→ Data supplied
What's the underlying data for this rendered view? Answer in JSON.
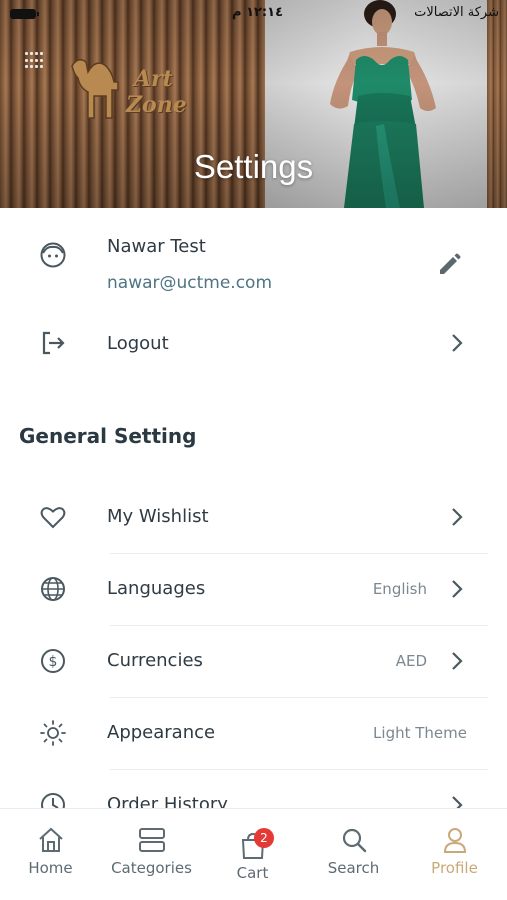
{
  "status_bar": {
    "time": "١٢:١٤ م",
    "carrier": "شركة الاتصالات"
  },
  "header": {
    "title": "Settings",
    "logo_text_1": "Art",
    "logo_text_2": "Zone",
    "logo_icon": "camel-logo-icon",
    "menu_icon": "grid-menu-icon"
  },
  "profile": {
    "name": "Nawar Test",
    "email": "nawar@uctme.com",
    "avatar_icon": "user-face-icon",
    "edit_icon": "pencil-icon"
  },
  "logout": {
    "label": "Logout",
    "icon": "logout-icon"
  },
  "general_setting": {
    "title": "General Setting",
    "items": [
      {
        "label": "My Wishlist",
        "value": "",
        "icon": "heart-icon"
      },
      {
        "label": "Languages",
        "value": "English",
        "icon": "globe-icon"
      },
      {
        "label": "Currencies",
        "value": "AED",
        "icon": "dollar-icon"
      },
      {
        "label": "Appearance",
        "value": "Light Theme",
        "icon": "sun-icon"
      },
      {
        "label": "Order History",
        "value": "",
        "icon": "clock-icon"
      }
    ]
  },
  "bottom_nav": {
    "items": [
      {
        "label": "Home",
        "icon": "home-icon"
      },
      {
        "label": "Categories",
        "icon": "categories-icon"
      },
      {
        "label": "Cart",
        "icon": "cart-icon",
        "badge": "2"
      },
      {
        "label": "Search",
        "icon": "search-icon"
      },
      {
        "label": "Profile",
        "icon": "profile-icon",
        "active": true
      }
    ]
  },
  "colors": {
    "accent": "#c8aa78",
    "text": "#2f3b44",
    "email": "#4f7483",
    "badge": "#e53935"
  }
}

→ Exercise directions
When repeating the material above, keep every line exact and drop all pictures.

→ Response to this task
What's the underlying data for this rendered view? Answer in JSON.
{
  "status_bar": {
    "time": "١٢:١٤ م",
    "carrier": "شركة الاتصالات"
  },
  "header": {
    "title": "Settings",
    "logo_text_1": "Art",
    "logo_text_2": "Zone",
    "logo_icon": "camel-logo-icon",
    "menu_icon": "grid-menu-icon"
  },
  "profile": {
    "name": "Nawar Test",
    "email": "nawar@uctme.com",
    "avatar_icon": "user-face-icon",
    "edit_icon": "pencil-icon"
  },
  "logout": {
    "label": "Logout",
    "icon": "logout-icon"
  },
  "general_setting": {
    "title": "General Setting",
    "items": [
      {
        "label": "My Wishlist",
        "value": "",
        "icon": "heart-icon"
      },
      {
        "label": "Languages",
        "value": "English",
        "icon": "globe-icon"
      },
      {
        "label": "Currencies",
        "value": "AED",
        "icon": "dollar-icon"
      },
      {
        "label": "Appearance",
        "value": "Light Theme",
        "icon": "sun-icon"
      },
      {
        "label": "Order History",
        "value": "",
        "icon": "clock-icon"
      }
    ]
  },
  "bottom_nav": {
    "items": [
      {
        "label": "Home",
        "icon": "home-icon"
      },
      {
        "label": "Categories",
        "icon": "categories-icon"
      },
      {
        "label": "Cart",
        "icon": "cart-icon",
        "badge": "2"
      },
      {
        "label": "Search",
        "icon": "search-icon"
      },
      {
        "label": "Profile",
        "icon": "profile-icon",
        "active": true
      }
    ]
  },
  "colors": {
    "accent": "#c8aa78",
    "text": "#2f3b44",
    "email": "#4f7483",
    "badge": "#e53935"
  }
}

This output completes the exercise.